    Students will learn easier when given a connection to the material and I believe that it is my responsibility to find the best route to understanding for my students. I am not afraid to try something different if it means that my students will “get it.” I am dedicated to my students and their success, and would keep their parents involved in the goings-on of the classroom. In short, I know that I would be an excellent addition to your school district. I would welcome an interview and hope to hear from you at your earliest convenience.

    Sincerely,
    __________________
     
  11. BioAngel

    BioAngel Science Teacher - Grades 3-6

    Joined:
    Oct 11, 2007
    Messages:
    3,644
    Likes Received:
    108

    Jul 27, 2012

    Okay one last thing (I love the changes you made btw-- makes you much more personable I think :) )-- when I send a cover letter to schools I check out their web-site and I try to find areas that they're trying to work on-- for example, maybe increasing study skills, technology, multicultural curriculum, whatever.

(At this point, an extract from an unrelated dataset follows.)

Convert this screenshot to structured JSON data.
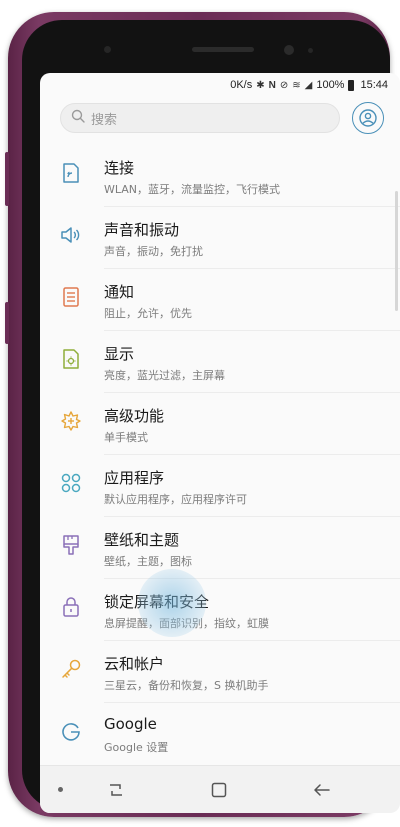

And I sneak it little details that would go along with those areas in my cover letter to show them (without being obvious about it) "Your school wants to work on these things... I'm the person to do it!"

    Perhaps that is something you can tweak for each school/district that you send you application to. :)
     

Share This Page

Members Online Now

Total: 142 (members: 0, guests: 124, robots: 18)
test